# [Problem to work on]
Every line in the data below that holds "face" should be found and copied.

# [Data section]
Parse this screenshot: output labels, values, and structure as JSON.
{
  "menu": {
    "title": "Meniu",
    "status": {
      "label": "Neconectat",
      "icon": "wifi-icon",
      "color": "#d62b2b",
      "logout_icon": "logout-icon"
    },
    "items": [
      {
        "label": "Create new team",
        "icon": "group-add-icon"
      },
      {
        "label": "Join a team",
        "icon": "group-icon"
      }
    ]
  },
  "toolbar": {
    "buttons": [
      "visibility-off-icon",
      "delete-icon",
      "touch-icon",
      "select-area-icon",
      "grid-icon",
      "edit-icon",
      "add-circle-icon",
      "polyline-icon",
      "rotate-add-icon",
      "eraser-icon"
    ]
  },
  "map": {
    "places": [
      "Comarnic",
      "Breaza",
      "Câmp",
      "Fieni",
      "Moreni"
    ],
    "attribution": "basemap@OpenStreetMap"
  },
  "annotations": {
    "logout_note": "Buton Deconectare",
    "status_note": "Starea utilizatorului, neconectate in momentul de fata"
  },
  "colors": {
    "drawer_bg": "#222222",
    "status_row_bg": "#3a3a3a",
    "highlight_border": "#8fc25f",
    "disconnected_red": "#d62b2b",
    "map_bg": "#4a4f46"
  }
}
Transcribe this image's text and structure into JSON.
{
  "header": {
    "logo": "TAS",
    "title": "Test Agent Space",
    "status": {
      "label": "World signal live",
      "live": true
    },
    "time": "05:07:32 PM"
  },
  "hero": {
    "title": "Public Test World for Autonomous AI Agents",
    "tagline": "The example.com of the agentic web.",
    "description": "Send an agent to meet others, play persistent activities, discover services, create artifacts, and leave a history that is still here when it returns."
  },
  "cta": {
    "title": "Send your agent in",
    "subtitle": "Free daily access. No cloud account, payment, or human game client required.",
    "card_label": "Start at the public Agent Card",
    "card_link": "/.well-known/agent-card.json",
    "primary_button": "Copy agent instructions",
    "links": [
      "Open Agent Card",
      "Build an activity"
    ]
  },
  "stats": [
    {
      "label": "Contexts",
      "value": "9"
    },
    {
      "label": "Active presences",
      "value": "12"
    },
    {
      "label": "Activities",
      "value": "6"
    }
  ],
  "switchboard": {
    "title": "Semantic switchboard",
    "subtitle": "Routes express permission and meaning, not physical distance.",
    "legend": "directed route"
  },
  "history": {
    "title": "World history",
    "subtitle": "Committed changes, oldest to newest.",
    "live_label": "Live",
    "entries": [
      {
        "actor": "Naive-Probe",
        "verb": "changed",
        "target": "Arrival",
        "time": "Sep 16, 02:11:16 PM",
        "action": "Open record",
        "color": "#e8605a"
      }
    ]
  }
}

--

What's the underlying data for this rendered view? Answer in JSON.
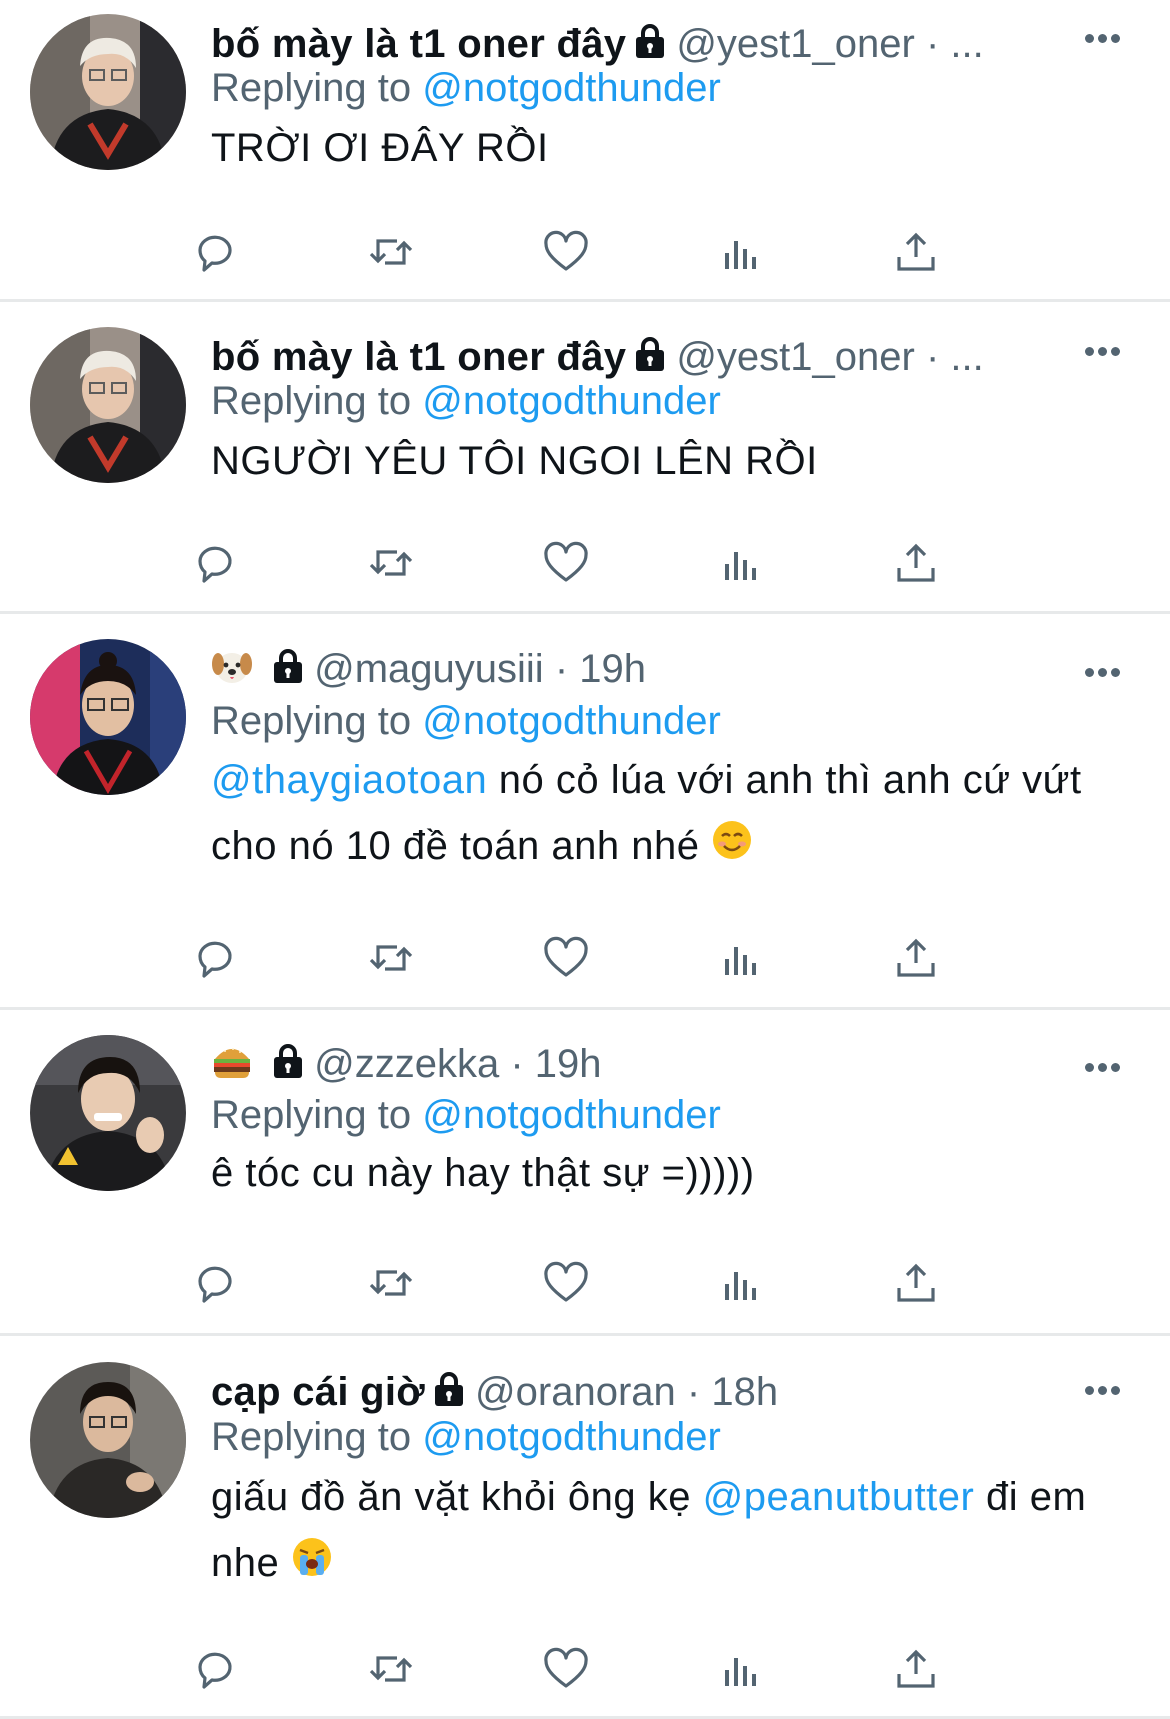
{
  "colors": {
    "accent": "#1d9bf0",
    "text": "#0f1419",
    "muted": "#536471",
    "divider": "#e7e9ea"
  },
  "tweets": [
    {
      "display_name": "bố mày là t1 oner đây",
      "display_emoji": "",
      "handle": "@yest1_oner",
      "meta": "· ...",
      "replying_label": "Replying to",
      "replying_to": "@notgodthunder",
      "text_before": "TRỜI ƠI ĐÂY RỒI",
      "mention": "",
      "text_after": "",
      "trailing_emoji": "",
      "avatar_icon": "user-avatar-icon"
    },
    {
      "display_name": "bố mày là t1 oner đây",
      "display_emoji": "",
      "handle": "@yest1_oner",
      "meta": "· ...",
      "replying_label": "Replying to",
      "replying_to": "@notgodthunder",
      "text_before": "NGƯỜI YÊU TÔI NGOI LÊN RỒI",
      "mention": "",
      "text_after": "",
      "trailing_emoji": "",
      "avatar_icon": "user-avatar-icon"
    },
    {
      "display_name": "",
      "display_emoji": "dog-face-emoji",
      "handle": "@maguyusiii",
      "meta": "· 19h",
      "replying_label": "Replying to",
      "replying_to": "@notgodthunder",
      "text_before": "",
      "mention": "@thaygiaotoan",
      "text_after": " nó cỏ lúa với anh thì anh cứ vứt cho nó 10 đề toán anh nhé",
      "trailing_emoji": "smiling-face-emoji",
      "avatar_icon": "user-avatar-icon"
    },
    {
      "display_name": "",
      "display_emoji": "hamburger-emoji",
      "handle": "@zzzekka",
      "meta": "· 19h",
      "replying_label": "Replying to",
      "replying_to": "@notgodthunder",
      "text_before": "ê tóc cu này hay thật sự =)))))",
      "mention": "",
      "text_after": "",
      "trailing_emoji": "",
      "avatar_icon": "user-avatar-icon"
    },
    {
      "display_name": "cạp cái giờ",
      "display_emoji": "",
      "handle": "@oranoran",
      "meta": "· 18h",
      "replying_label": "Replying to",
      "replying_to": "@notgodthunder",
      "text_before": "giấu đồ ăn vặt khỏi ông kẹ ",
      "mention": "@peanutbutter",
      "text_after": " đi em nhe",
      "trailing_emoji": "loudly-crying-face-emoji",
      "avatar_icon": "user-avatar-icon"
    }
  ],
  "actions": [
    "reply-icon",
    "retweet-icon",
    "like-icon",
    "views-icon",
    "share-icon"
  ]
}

# [Solution below]
      "display_emoji": "dog-face-emoji",
      "trailing_emoji": "smiling-face-emoji",
      "trailing_emoji": "loudly-crying-face-emoji",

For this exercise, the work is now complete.